identified. Deceased Client deceased. Evaluation
Completed (Eval Comp) Client completed
evaluation, no treatment or monitoring
recommended. Also used for out of state clients
who will follow-up with treatment and/or
monitoring in own state. Evaluation Declined
(Eval Declined) Client referred for
evaluation. Refused or declined to have
evaluation or cannot be located. No patient
safety issues identified. Evaluation Incomplete
(Eval In Comp) Client begins evaluation process
but does not comply with completion of CPHP
evaluation. No potential safety or patient
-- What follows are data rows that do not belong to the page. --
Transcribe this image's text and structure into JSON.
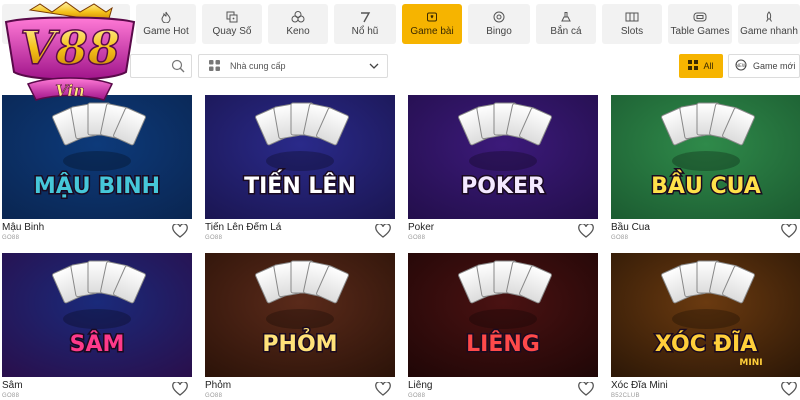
{
  "logo": {
    "brand": "V88",
    "sub": "Vin"
  },
  "categories": [
    {
      "label": "",
      "icon": "gamepad-icon"
    },
    {
      "label": "",
      "icon": "gamepad-icon"
    },
    {
      "label": "Game Hot",
      "icon": "flame-icon"
    },
    {
      "label": "Quay Số",
      "icon": "dice-icon"
    },
    {
      "label": "Keno",
      "icon": "balls-icon"
    },
    {
      "label": "Nổ hũ",
      "icon": "seven-icon"
    },
    {
      "label": "Game bài",
      "icon": "cards-icon",
      "active": true
    },
    {
      "label": "Bingo",
      "icon": "bingo-icon"
    },
    {
      "label": "Bắn cá",
      "icon": "fish-shooter-icon"
    },
    {
      "label": "Slots",
      "icon": "slot-machine-icon"
    },
    {
      "label": "Table Games",
      "icon": "table-icon"
    },
    {
      "label": "Game nhanh",
      "icon": "rocket-icon"
    }
  ],
  "filters": {
    "search_placeholder": "",
    "provider_placeholder": "Nhà cung cấp",
    "all_label": "All",
    "new_label": "Game mới"
  },
  "games": [
    {
      "name": "Mậu Binh",
      "provider": "GO88",
      "art_title": "MẬU BINH",
      "bg": "#0d3a7a",
      "bg2": "#0a2550",
      "text_color": "#46c7d9"
    },
    {
      "name": "Tiến Lên Đếm Lá",
      "provider": "GO88",
      "art_title": "TIẾN LÊN",
      "bg": "#2a2a8a",
      "bg2": "#1a1550",
      "text_color": "#ffffff"
    },
    {
      "name": "Poker",
      "provider": "GO88",
      "art_title": "POKER",
      "bg": "#3c1a7a",
      "bg2": "#220e4a",
      "text_color": "#f4e9ff"
    },
    {
      "name": "Bầu Cua",
      "provider": "GO88",
      "art_title": "BẦU CUA",
      "bg": "#2f8a4a",
      "bg2": "#1b5a30",
      "text_color": "#ffe14a"
    },
    {
      "name": "Sâm",
      "provider": "GO88",
      "art_title": "SÂM",
      "bg": "#1a2a7a",
      "bg2": "#2a0e4a",
      "text_color": "#ff3a8a"
    },
    {
      "name": "Phỏm",
      "provider": "GO88",
      "art_title": "PHỎM",
      "bg": "#5a2a1a",
      "bg2": "#2a1208",
      "text_color": "#ffe27a"
    },
    {
      "name": "Liêng",
      "provider": "GO88",
      "art_title": "LIÊNG",
      "bg": "#4a1212",
      "bg2": "#1e0606",
      "text_color": "#ff4a4a"
    },
    {
      "name": "Xóc Đĩa Mini",
      "provider": "B52CLUB",
      "art_title": "XÓC ĐĨA",
      "art_sub": "MINI",
      "bg": "#6a3a10",
      "bg2": "#2a1606",
      "text_color": "#ffcf3a"
    }
  ],
  "colors": {
    "accent": "#f6b400",
    "chip": "#f2f2f2"
  }
}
safety issues identified. Monitoring Completed
(Mon Comp) Client has followed CPHP
recommendations for treatment and/or monitoring.
Monitoring no longer warranted. Monitoring
Declined (Mon Declined) Client completed
evaluation. Client declined CPHP recommendations
for treatment and/or monitoring. No patient
safety issues identified. Non-Compliance Client
did not comply with the completion of CPHP
evaluation and/or did not comply with CPHP
treatment and/or monitoring recommendations.
Potential safety or patient safety issues
identified. Other Any reasons that does not fit
another category Referral Declined Self
referral was provided program information,
referral guidelines and options regarding
specific circumstance. Initial intake not
completed at this time. No potential safety or
patient safety issues identified. Relocated
Client relocated after evaluation completed. No
patient safety issues identified. Rescinded
Order BME rescinded the order for CPHP
evaluation and individual is no longer required
to have one. Client may or may not have
completed an initial intake or received
monitoring services.
About PowerShow.com